Cloud computing promotes availability and has five essential characteristics:

The first characteristic is on-demand self-service. A consumer can unilaterally provision computing capabilities, such as server time and network storage, as needed automatically, without requiring human interaction with each service’s provider.

The second characteristic is broad network access. Capabilities are available over the network and accessed through standard mechanisms that promote use by heterogeneous thin or thick client platforms. Some examples of such client platforms include mobile phones, laptops, and personal digital assistant or PDA.

The third characteristic is resource pooling. The provider’s computing resources are pooled to serve multiple consumers using a multi-tenant model which is basically defined as sharing of computing resources with multiple clients by means of virtual safeguards, with different physical and virtual resources dynamically assigned and reassigned according to consumer demand. There is a sense of location independence in that the customer generally has no control or knowledge over the exact location of the provided resources but may be able to specify location at a higher level of abstraction, for example, country, state, or datacenter. Examples of resources include storage, processing, memory, network bandwidth, and virtual machines.

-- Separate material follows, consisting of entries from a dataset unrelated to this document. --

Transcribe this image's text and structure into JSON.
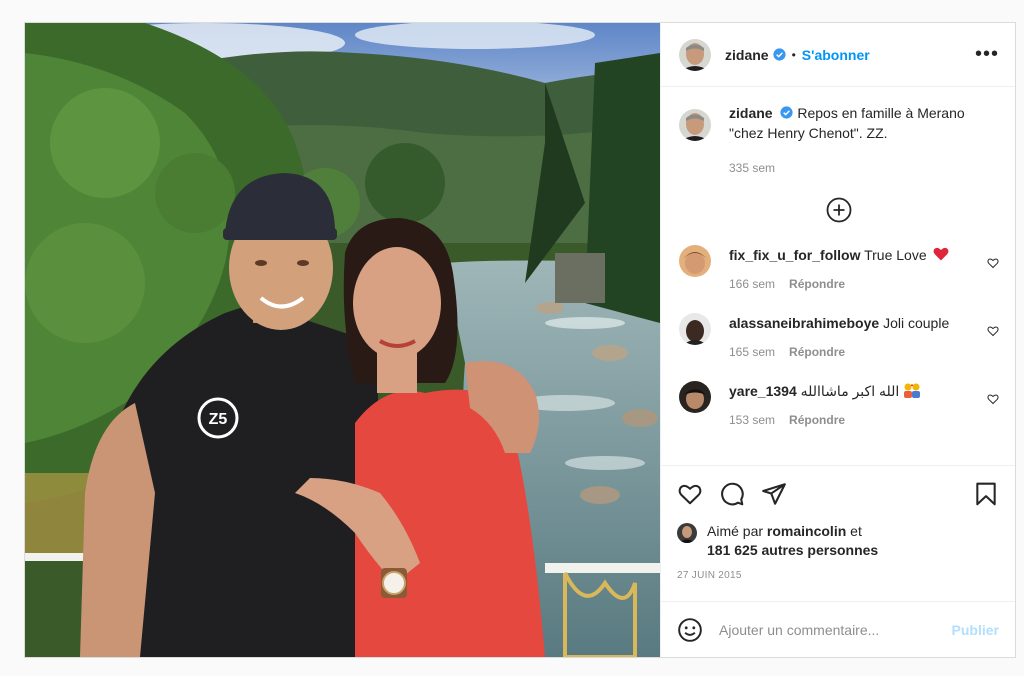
{
  "header": {
    "username": "zidane",
    "separator": "•",
    "follow_label": "S'abonner",
    "more_label": "•••"
  },
  "caption": {
    "username": "zidane",
    "text": "Repos en famille à Merano \"chez Henry Chenot\". ZZ.",
    "age": "335 sem"
  },
  "comments": [
    {
      "username": "fix_fix_u_for_follow",
      "text": "True Love",
      "emoji": "heart-emoji",
      "age": "166 sem",
      "reply_label": "Répondre"
    },
    {
      "username": "alassaneibrahimeboye",
      "text": "Joli couple",
      "age": "165 sem",
      "reply_label": "Répondre"
    },
    {
      "username": "yare_1394",
      "text": "الله اكبر ماشاالله",
      "emoji": "couple-emoji",
      "age": "153 sem",
      "reply_label": "Répondre"
    }
  ],
  "likes": {
    "prefix": "Aimé par",
    "user": "romaincolin",
    "joiner": "et",
    "others": "181 625 autres personnes"
  },
  "post_date": "27 JUIN 2015",
  "add_comment": {
    "placeholder": "Ajouter un commentaire...",
    "publish_label": "Publier"
  },
  "icons": {
    "verified": "verified-badge-icon",
    "more": "more-options-icon",
    "load_more": "plus-circle-icon",
    "like": "heart-icon",
    "comment": "comment-icon",
    "share": "paper-plane-icon",
    "save": "bookmark-icon",
    "emoji": "smiley-icon"
  },
  "colors": {
    "accent": "#0095f6",
    "publish_disabled": "#b2dffc",
    "heart_red": "#ed4956"
  }
}
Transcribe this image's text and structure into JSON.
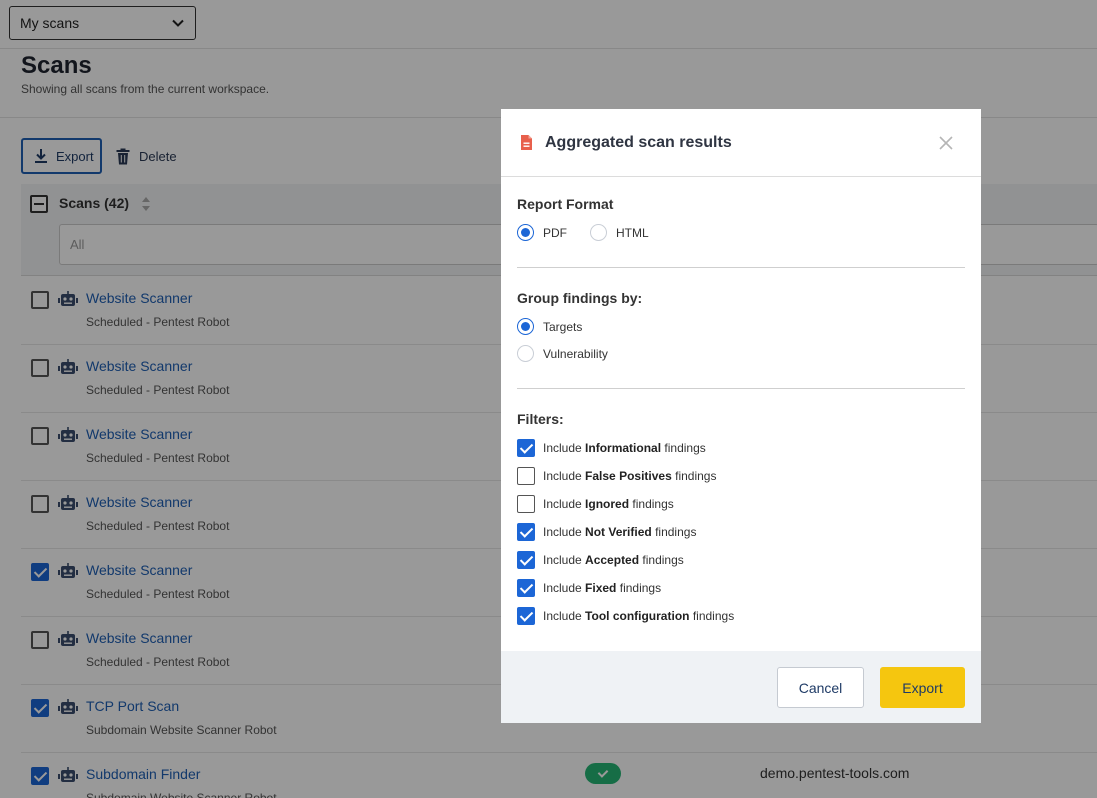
{
  "header": {
    "scope_select": "My scans",
    "title": "Scans",
    "subtitle": "Showing all scans from the current workspace."
  },
  "toolbar": {
    "export_label": "Export",
    "delete_label": "Delete"
  },
  "table": {
    "header_label": "Scans (42)",
    "filter_placeholder": "All",
    "rows": [
      {
        "name": "Website Scanner",
        "sub": "Scheduled - Pentest Robot",
        "checked": false
      },
      {
        "name": "Website Scanner",
        "sub": "Scheduled - Pentest Robot",
        "checked": false
      },
      {
        "name": "Website Scanner",
        "sub": "Scheduled - Pentest Robot",
        "checked": false
      },
      {
        "name": "Website Scanner",
        "sub": "Scheduled - Pentest Robot",
        "checked": false
      },
      {
        "name": "Website Scanner",
        "sub": "Scheduled - Pentest Robot",
        "checked": true
      },
      {
        "name": "Website Scanner",
        "sub": "Scheduled - Pentest Robot",
        "checked": false
      },
      {
        "name": "TCP Port Scan",
        "sub": "Subdomain Website Scanner Robot",
        "checked": true
      },
      {
        "name": "Subdomain Finder",
        "sub": "Subdomain Website Scanner Robot",
        "checked": true,
        "target": "demo.pentest-tools.com"
      }
    ]
  },
  "modal": {
    "title": "Aggregated scan results",
    "report_format": {
      "title": "Report Format",
      "options": [
        {
          "label": "PDF",
          "selected": true
        },
        {
          "label": "HTML",
          "selected": false
        }
      ]
    },
    "group_by": {
      "title": "Group findings by:",
      "options": [
        {
          "label": "Targets",
          "selected": true
        },
        {
          "label": "Vulnerability",
          "selected": false
        }
      ]
    },
    "filters": {
      "title": "Filters:",
      "prefix": "Include",
      "suffix": "findings",
      "items": [
        {
          "label": "Informational",
          "checked": true
        },
        {
          "label": "False Positives",
          "checked": false
        },
        {
          "label": "Ignored",
          "checked": false
        },
        {
          "label": "Not Verified",
          "checked": true
        },
        {
          "label": "Accepted",
          "checked": true
        },
        {
          "label": "Fixed",
          "checked": true
        },
        {
          "label": "Tool configuration",
          "checked": true
        }
      ]
    },
    "cancel_label": "Cancel",
    "export_label": "Export"
  },
  "colors": {
    "accent_blue": "#1c66d6",
    "export_yellow": "#f5c60f",
    "success_green": "#25b676",
    "doc_icon_red": "#e8604c"
  }
}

The fourth characteristic is rapid elasticity. Capabilities can be rapidly and elastically provisioned, in some cases automatically, to quickly scale out. Capabilities can also be rapidly released to quickly scale in. To the consumer, the capabilities available for provisioning often appear to be unlimited and can be purchased in any quantity at any time.

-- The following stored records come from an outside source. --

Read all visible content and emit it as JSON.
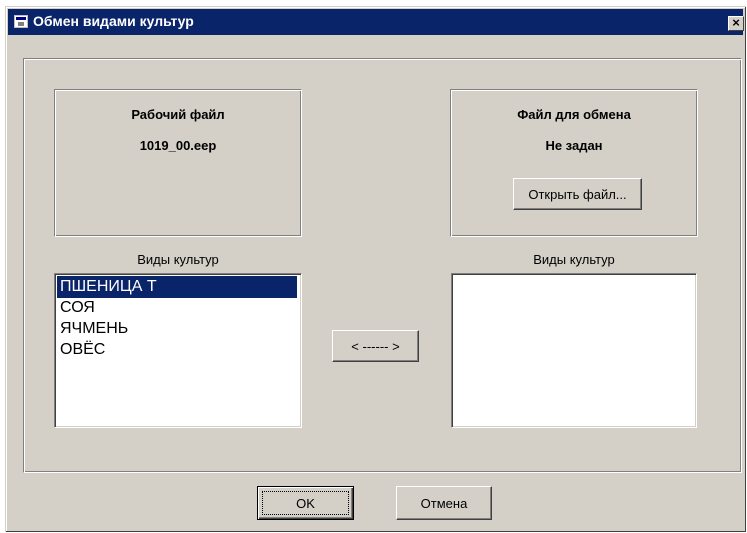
{
  "window": {
    "title": "Обмен видами культур",
    "close_label": "×",
    "icon": "app-window-icon"
  },
  "working_file": {
    "title": "Рабочий файл",
    "name": "1019_00.eep"
  },
  "exchange_file": {
    "title": "Файл для обмена",
    "status": "Не задан",
    "open_button": "Открыть файл..."
  },
  "left_list": {
    "label": "Виды культур",
    "items": [
      "ПШЕНИЦА Т",
      "СОЯ",
      "ЯЧМЕНЬ",
      "ОВЁС"
    ],
    "selected_index": 0
  },
  "right_list": {
    "label": "Виды культур",
    "items": []
  },
  "transfer_button": "< ------ >",
  "buttons": {
    "ok": "OK",
    "cancel": "Отмена"
  },
  "colors": {
    "face": "#d4d0c8",
    "titlebar": "#0a246a",
    "selection": "#0a246a"
  }
}
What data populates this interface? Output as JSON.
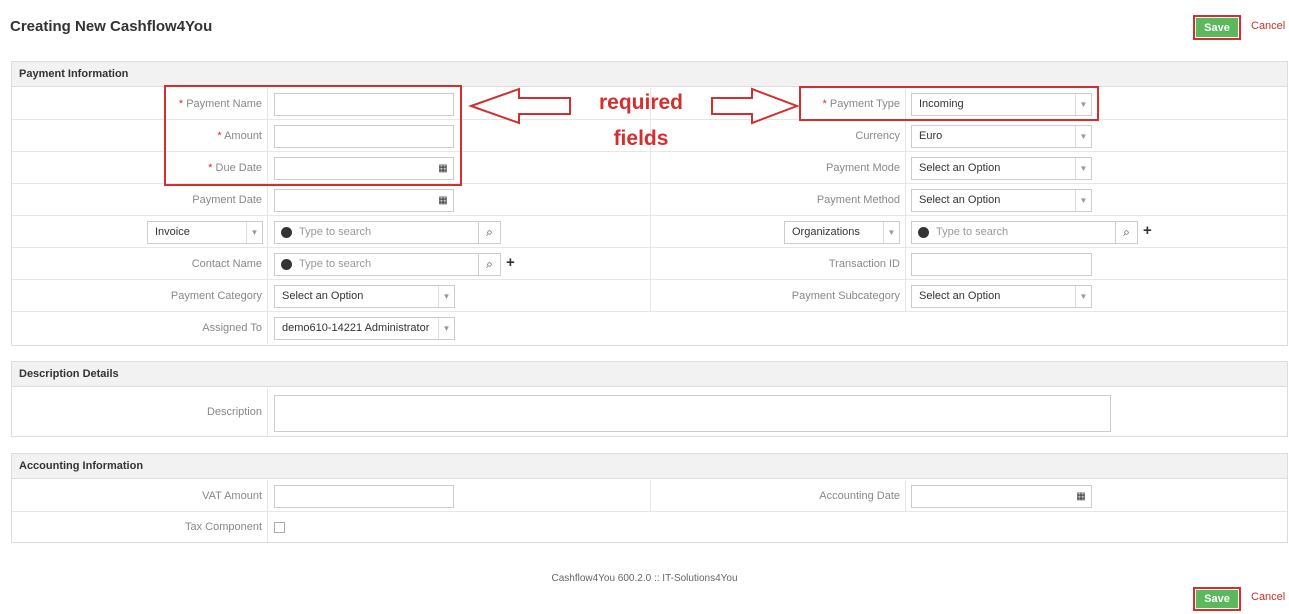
{
  "page": {
    "title": "Creating New Cashflow4You"
  },
  "actions": {
    "save": "Save",
    "cancel": "Cancel"
  },
  "payment_info": {
    "header": "Payment Information",
    "payment_name_label": "Payment Name",
    "payment_type_label": "Payment Type",
    "payment_type_value": "Incoming",
    "amount_label": "Amount",
    "currency_label": "Currency",
    "currency_value": "Euro",
    "due_date_label": "Due Date",
    "payment_mode_label": "Payment Mode",
    "payment_mode_value": "Select an Option",
    "payment_date_label": "Payment Date",
    "payment_method_label": "Payment Method",
    "payment_method_value": "Select an Option",
    "related_left_select": "Invoice",
    "related_left_placeholder": "Type to search",
    "related_right_select": "Organizations",
    "related_right_placeholder": "Type to search",
    "contact_name_label": "Contact Name",
    "contact_name_placeholder": "Type to search",
    "transaction_id_label": "Transaction ID",
    "payment_category_label": "Payment Category",
    "payment_category_value": "Select an Option",
    "payment_subcategory_label": "Payment Subcategory",
    "payment_subcategory_value": "Select an Option",
    "assigned_to_label": "Assigned To",
    "assigned_to_value": "demo610-14221 Administrator",
    "required_mark": "*"
  },
  "description": {
    "header": "Description Details",
    "description_label": "Description"
  },
  "accounting": {
    "header": "Accounting Information",
    "vat_amount_label": "VAT Amount",
    "accounting_date_label": "Accounting Date",
    "tax_component_label": "Tax Component"
  },
  "annotation": {
    "line1": "required",
    "line2": "fields"
  },
  "footer": {
    "text": "Cashflow4You 600.2.0 :: IT-Solutions4You"
  },
  "colors": {
    "accent_save": "#5cb85c",
    "annotation_red": "#d32f2f",
    "header_bg": "#f2f2f2"
  },
  "icons": [
    "calendar-icon",
    "search-icon",
    "plus-icon",
    "clear-circle-icon",
    "caret-down-icon"
  ]
}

The last characteristic is measured service. Cloud systems automatically control and optimize resource use by leveraging a metering capability at some level of abstraction appropriate to the type of service, for example, storage, processing, bandwidth, and active user accounts. Resource usage can be monitored, controlled, and reported, providing transparency for both the provider and the consumer of the utilized service.